In light of the College’s recent decision to permanently ‘open up’ 20 single rooms across campus, we at the Record commend the Office of Student Life (OSL) for striving to find creative and cost-effective solutions to issues such as next fall’s expected surplus of students living on campus. As a residential college that encourages students to live on campus throughout their education, the College should be flexibly responsive to the changing housing needs of the student body year to year, as well as be well-prepared to ensure adequate bed count numbers.
Given the unexpected circumstances of fewer students deciding to study abroad in the fall and fewer seniors living off campus for the 2015-2016 school year, we feel this recent decision ultimately appeals both to the interests of the student body and to those of the College. Although it may be highly dismaying to rising seniors who were hoping to live in the spacious and centrally located singles of Dodd House, the College’s decision to convert those particular singles to doubles ensures that the resulting doubles will be reasonably sized. Although this may hamper all students seeking single housing options from obtaining an outcome matching their preferences, we find that the conversion of these rooms seems to be the best available option for the time being, especially given the alternative of opening up Dennett basement as upperclassmen housing in Mission Park. Doing so would be disadvantageous to both the first-years living in Mission, who benefit from living in exclusively first-year housing with their entries and Junior Advisors, and the upperclassmen who would be isolated from their upperclassmen peers and lose the opportunity to further interact with them in a residential setting.
However, in order for OSL to continue to be responsive to changing circumstances in the future, we recommend that it should not frame the conversion of these singles as permanent. As those individual living spaces have long been highly valued by members of the student body, the committee should strive to keep them open as singles when not critically pressed to do otherwise in future years.
Furthermore, we believe the College should strive to find a more permanent solution so that similar strains on housing can be avoided in the future. Therefore, recognizing that this conversion of singles to doubles is a palliative solution to a larger issue, we also commend the College for pursuing a longer-term plan, which includes cross-campus renovations and the construction of a new dorm to open in the fall of 2016. We hope this will not only provide a necessary margin of error allowing for flexibility with which the College can find adequate housing in situations requiring students to move expediently or seek temporary housing but also create housing options that conform to student preferences.
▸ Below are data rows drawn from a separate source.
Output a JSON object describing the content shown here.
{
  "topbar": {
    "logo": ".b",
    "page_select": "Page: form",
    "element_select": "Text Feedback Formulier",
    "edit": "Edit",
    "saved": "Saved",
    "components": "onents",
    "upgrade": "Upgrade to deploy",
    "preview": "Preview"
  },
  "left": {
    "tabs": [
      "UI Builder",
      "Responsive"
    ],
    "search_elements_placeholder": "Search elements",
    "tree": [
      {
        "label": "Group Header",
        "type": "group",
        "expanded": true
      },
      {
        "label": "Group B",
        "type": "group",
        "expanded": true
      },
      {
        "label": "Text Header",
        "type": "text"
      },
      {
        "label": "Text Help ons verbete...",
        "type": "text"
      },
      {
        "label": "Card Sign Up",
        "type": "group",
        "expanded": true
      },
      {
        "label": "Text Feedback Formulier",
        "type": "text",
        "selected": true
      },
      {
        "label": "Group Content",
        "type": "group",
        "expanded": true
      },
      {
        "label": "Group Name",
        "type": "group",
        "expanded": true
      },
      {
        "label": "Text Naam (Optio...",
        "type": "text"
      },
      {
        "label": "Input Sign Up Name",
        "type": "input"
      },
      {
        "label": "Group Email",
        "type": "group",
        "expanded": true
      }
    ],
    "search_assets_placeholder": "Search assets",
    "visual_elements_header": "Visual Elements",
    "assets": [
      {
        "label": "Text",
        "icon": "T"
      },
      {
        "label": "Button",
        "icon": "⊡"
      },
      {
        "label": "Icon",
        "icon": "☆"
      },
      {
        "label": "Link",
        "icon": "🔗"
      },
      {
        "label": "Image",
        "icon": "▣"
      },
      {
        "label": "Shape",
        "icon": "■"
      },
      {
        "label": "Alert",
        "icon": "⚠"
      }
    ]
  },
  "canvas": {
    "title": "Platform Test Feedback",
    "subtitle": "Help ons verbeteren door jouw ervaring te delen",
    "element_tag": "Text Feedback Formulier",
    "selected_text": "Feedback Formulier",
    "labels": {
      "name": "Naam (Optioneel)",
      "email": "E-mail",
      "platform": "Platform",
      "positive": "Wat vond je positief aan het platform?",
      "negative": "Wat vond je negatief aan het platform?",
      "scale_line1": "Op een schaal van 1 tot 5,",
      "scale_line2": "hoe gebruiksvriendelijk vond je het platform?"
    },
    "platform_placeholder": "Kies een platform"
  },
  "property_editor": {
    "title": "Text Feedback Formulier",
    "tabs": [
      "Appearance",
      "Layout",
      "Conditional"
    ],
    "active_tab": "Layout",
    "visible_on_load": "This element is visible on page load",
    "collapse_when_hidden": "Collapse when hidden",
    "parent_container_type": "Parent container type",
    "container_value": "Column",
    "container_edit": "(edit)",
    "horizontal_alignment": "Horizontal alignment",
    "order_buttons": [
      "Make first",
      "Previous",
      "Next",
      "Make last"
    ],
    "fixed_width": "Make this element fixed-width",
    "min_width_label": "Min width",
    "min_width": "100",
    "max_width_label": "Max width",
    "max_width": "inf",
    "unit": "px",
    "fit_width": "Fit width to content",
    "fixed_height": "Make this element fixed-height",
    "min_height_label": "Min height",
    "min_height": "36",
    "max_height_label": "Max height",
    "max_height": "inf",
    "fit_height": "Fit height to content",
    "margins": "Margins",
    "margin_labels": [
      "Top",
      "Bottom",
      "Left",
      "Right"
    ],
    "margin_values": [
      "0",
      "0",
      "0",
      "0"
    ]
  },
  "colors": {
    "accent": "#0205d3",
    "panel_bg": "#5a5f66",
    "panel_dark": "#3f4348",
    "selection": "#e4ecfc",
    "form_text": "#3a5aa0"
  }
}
In the aftermath of this change, not insignificant in the prevalence of single housing options on campus, it is important to consider the College’s priorities for housing in the future. We commend the College for formulating the plan for the new dorm, which will provide singles for the majority of its inhabitants and doubles for the remaining inhabitants, taking student opinion into account via an online survey. It is important that, moving forward, the College should continue to factor in the types of rooms students want – not the types of room students currently have, which is merely what the College provides – to the utmost of their ability given budgetary constraints.
While we feel the College could do more to prioritize the availability of and creation of single housing options on campus, it has done well in precisely evaluating and accommodating student interests on other fronts. For instance, one of the survey’s results reported suite-style living in which common rooms and spaces are provided for students to socialize in their residential settings are crucial to student’s satisfaction with their living spaces and quality of life on campus. We applaud OSL for incorporating this student preference into its plan for the new dorm.